§ Information provided
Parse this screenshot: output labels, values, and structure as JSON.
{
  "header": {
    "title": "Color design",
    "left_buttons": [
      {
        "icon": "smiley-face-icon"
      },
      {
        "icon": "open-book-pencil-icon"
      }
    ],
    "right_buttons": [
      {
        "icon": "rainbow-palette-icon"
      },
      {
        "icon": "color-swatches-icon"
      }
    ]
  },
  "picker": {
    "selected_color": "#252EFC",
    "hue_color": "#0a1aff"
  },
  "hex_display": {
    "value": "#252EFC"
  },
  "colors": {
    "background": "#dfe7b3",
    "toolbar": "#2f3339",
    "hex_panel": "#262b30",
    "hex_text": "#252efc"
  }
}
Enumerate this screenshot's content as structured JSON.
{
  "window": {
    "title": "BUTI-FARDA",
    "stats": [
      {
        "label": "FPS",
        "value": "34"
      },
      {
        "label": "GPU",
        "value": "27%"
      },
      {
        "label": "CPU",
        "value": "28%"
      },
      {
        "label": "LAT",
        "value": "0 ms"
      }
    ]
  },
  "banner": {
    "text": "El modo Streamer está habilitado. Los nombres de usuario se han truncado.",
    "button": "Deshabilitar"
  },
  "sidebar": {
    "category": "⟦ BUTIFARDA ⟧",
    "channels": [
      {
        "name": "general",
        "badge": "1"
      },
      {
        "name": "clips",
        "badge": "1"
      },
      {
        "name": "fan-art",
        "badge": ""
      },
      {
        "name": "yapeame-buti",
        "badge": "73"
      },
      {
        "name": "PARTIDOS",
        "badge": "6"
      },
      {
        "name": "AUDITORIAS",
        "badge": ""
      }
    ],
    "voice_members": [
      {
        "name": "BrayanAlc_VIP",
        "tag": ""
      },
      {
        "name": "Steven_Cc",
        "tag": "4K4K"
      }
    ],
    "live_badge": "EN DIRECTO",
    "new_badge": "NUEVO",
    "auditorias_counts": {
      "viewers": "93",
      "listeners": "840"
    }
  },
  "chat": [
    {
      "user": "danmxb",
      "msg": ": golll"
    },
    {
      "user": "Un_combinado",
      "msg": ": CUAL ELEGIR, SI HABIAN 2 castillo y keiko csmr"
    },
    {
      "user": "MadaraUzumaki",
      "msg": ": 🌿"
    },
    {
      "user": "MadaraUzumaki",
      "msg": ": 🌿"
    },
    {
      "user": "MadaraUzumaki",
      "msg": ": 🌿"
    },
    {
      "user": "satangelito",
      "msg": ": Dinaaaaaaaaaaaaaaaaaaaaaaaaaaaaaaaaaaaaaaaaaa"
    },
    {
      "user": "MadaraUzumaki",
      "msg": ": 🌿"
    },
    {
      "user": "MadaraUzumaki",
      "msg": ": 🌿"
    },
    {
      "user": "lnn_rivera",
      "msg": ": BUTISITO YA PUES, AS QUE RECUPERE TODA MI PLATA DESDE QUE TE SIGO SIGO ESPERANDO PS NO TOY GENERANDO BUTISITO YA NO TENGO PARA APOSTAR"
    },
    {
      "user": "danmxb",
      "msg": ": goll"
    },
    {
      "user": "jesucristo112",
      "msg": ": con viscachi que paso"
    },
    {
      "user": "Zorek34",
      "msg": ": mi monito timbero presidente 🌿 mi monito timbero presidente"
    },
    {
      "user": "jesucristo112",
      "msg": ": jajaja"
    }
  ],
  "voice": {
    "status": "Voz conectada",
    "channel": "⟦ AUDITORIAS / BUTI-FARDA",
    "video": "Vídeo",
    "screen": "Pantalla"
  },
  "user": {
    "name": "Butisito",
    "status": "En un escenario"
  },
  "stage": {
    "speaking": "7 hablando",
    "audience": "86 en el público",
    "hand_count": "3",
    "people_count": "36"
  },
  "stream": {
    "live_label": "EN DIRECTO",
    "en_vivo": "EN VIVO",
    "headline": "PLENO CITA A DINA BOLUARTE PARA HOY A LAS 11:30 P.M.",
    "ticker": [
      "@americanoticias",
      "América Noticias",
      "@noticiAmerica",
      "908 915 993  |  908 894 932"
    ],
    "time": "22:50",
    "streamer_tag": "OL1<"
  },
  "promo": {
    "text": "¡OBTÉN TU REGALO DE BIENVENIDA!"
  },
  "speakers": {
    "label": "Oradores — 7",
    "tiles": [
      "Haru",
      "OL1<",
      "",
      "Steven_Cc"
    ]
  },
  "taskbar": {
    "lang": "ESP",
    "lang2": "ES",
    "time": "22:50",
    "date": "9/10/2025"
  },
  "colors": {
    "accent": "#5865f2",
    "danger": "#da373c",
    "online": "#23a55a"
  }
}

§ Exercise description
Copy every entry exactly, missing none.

§ Answer section
Parse this screenshot: output labels, values, and structure as JSON.
{
  "header": {
    "title": "Color design",
    "left_buttons": [
      {
        "icon": "smiley-face-icon"
      },
      {
        "icon": "open-book-pencil-icon"
      }
    ],
    "right_buttons": [
      {
        "icon": "rainbow-palette-icon"
      },
      {
        "icon": "color-swatches-icon"
      }
    ]
  },
  "picker": {
    "selected_color": "#252EFC",
    "hue_color": "#0a1aff"
  },
  "hex_display": {
    "value": "#252EFC"
  },
  "colors": {
    "background": "#dfe7b3",
    "toolbar": "#2f3339",
    "hex_panel": "#262b30",
    "hex_text": "#252efc"
  }
}
Enumerate this screenshot's content as structured JSON.
{
  "window": {
    "title": "BUTI-FARDA",
    "stats": [
      {
        "label": "FPS",
        "value": "34"
      },
      {
        "label": "GPU",
        "value": "27%"
      },
      {
        "label": "CPU",
        "value": "28%"
      },
      {
        "label": "LAT",
        "value": "0 ms"
      }
    ]
  },
  "banner": {
    "text": "El modo Streamer está habilitado. Los nombres de usuario se han truncado.",
    "button": "Deshabilitar"
  },
  "sidebar": {
    "category": "⟦ BUTIFARDA ⟧",
    "channels": [
      {
        "name": "general",
        "badge": "1"
      },
      {
        "name": "clips",
        "badge": "1"
      },
      {
        "name": "fan-art",
        "badge": ""
      },
      {
        "name": "yapeame-buti",
        "badge": "73"
      },
      {
        "name": "PARTIDOS",
        "badge": "6"
      },
      {
        "name": "AUDITORIAS",
        "badge": ""
      }
    ],
    "voice_members": [
      {
        "name": "BrayanAlc_VIP",
        "tag": ""
      },
      {
        "name": "Steven_Cc",
        "tag": "4K4K"
      }
    ],
    "live_badge": "EN DIRECTO",
    "new_badge": "NUEVO",
    "auditorias_counts": {
      "viewers": "93",
      "listeners": "840"
    }
  },
  "chat": [
    {
      "user": "danmxb",
      "msg": ": golll"
    },
    {
      "user": "Un_combinado",
      "msg": ": CUAL ELEGIR, SI HABIAN 2 castillo y keiko csmr"
    },
    {
      "user": "MadaraUzumaki",
      "msg": ": 🌿"
    },
    {
      "user": "MadaraUzumaki",
      "msg": ": 🌿"
    },
    {
      "user": "MadaraUzumaki",
      "msg": ": 🌿"
    },
    {
      "user": "satangelito",
      "msg": ": Dinaaaaaaaaaaaaaaaaaaaaaaaaaaaaaaaaaaaaaaaaaa"
    },
    {
      "user": "MadaraUzumaki",
      "msg": ": 🌿"
    },
    {
      "user": "MadaraUzumaki",
      "msg": ": 🌿"
    },
    {
      "user": "lnn_rivera",
      "msg": ": BUTISITO YA PUES, AS QUE RECUPERE TODA MI PLATA DESDE QUE TE SIGO SIGO ESPERANDO PS NO TOY GENERANDO BUTISITO YA NO TENGO PARA APOSTAR"
    },
    {
      "user": "danmxb",
      "msg": ": goll"
    },
    {
      "user": "jesucristo112",
      "msg": ": con viscachi que paso"
    },
    {
      "user": "Zorek34",
      "msg": ": mi monito timbero presidente 🌿 mi monito timbero presidente"
    },
    {
      "user": "jesucristo112",
      "msg": ": jajaja"
    }
  ],
  "voice": {
    "status": "Voz conectada",
    "channel": "⟦ AUDITORIAS / BUTI-FARDA",
    "video": "Vídeo",
    "screen": "Pantalla"
  },
  "user": {
    "name": "Butisito",
    "status": "En un escenario"
  },
  "stage": {
    "speaking": "7 hablando",
    "audience": "86 en el público",
    "hand_count": "3",
    "people_count": "36"
  },
  "stream": {
    "live_label": "EN DIRECTO",
    "en_vivo": "EN VIVO",
    "headline": "PLENO CITA A DINA BOLUARTE PARA HOY A LAS 11:30 P.M.",
    "ticker": [
      "@americanoticias",
      "América Noticias",
      "@noticiAmerica",
      "908 915 993  |  908 894 932"
    ],
    "time": "22:50",
    "streamer_tag": "OL1<"
  },
  "promo": {
    "text": "¡OBTÉN TU REGALO DE BIENVENIDA!"
  },
  "speakers": {
    "label": "Oradores — 7",
    "tiles": [
      "Haru",
      "OL1<",
      "",
      "Steven_Cc"
    ]
  },
  "taskbar": {
    "lang": "ESP",
    "lang2": "ES",
    "time": "22:50",
    "date": "9/10/2025"
  },
  "colors": {
    "accent": "#5865f2",
    "danger": "#da373c",
    "online": "#23a55a"
  }
}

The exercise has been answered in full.